EXERCISE OBJECTIVE
Where in the entries below does "library" appear? Copy every line that has it.

Top of EXCERPTED RECORDS

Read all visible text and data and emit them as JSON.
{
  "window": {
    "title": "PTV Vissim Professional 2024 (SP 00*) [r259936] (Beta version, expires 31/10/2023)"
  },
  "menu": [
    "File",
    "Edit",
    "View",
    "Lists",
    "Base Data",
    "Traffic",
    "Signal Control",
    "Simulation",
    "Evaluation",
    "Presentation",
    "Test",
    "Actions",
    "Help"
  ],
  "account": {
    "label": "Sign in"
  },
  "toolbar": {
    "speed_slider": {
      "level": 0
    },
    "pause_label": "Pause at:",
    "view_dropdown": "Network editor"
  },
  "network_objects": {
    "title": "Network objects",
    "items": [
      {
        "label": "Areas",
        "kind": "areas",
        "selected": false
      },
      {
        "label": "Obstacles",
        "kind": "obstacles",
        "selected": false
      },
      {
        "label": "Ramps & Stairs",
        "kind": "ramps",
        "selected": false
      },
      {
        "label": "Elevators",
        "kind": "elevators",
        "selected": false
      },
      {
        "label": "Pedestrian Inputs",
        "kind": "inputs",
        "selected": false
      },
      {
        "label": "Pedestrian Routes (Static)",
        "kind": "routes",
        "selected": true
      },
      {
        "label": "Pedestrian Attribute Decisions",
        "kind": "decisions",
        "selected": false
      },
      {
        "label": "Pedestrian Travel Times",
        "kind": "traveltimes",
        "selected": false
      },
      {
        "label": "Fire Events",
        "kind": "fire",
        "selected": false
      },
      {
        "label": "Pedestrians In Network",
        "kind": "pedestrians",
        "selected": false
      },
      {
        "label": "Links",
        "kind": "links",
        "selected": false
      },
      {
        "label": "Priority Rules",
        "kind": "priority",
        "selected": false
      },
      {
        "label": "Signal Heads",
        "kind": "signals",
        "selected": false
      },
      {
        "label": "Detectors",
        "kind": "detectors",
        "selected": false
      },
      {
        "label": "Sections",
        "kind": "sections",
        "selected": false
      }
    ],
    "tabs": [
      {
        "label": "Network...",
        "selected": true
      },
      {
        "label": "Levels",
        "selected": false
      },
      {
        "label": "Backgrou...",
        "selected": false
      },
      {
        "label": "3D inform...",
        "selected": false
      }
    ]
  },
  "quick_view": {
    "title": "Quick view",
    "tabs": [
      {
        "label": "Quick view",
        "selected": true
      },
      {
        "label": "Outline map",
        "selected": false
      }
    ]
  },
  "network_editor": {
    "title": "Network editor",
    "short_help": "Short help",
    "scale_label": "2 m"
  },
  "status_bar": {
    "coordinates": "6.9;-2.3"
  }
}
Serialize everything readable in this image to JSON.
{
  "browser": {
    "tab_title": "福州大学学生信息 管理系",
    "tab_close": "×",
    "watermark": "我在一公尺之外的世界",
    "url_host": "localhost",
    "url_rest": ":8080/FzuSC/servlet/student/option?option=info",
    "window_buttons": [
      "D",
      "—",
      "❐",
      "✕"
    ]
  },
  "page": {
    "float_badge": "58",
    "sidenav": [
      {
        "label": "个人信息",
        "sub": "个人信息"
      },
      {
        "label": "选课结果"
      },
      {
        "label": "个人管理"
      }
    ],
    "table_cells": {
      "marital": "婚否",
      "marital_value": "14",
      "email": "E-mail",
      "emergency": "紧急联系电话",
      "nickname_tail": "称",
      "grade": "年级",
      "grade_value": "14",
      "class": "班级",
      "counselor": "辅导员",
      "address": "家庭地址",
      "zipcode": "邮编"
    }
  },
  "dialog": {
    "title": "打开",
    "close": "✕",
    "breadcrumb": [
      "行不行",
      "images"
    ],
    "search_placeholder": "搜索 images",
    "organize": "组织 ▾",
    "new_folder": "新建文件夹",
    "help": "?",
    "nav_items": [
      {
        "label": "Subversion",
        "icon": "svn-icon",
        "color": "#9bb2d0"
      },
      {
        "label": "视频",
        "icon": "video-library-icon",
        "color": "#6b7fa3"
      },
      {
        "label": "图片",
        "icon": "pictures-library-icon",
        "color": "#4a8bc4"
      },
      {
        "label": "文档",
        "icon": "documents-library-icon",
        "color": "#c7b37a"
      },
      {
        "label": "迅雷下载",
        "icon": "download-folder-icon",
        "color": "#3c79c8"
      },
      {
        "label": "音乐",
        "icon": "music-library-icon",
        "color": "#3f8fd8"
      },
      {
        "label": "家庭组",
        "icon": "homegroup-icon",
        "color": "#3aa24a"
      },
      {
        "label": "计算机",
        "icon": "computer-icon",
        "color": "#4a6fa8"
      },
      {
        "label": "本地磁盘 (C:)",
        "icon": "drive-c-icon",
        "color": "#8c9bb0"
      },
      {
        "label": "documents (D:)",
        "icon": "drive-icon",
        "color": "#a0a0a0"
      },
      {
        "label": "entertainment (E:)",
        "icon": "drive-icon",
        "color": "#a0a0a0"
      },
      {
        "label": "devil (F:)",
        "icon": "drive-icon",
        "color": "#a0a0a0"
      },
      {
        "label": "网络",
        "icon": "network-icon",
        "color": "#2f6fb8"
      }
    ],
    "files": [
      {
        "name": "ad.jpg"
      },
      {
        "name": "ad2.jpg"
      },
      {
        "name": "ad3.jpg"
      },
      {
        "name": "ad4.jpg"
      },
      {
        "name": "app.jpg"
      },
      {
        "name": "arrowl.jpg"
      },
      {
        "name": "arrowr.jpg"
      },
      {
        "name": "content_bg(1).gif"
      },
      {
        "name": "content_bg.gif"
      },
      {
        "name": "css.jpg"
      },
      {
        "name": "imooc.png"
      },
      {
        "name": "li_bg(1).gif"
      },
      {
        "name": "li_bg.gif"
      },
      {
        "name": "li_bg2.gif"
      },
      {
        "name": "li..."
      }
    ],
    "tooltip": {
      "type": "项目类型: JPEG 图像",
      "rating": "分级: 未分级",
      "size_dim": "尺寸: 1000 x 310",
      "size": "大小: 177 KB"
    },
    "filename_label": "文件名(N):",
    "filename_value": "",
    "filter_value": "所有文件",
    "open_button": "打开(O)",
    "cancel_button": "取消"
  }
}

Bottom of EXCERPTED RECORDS

ANSWER FOR THIS EXERCISE
        "icon": "video-library-icon",
        "icon": "pictures-library-icon",
        "icon": "documents-library-icon",
        "icon": "music-library-icon",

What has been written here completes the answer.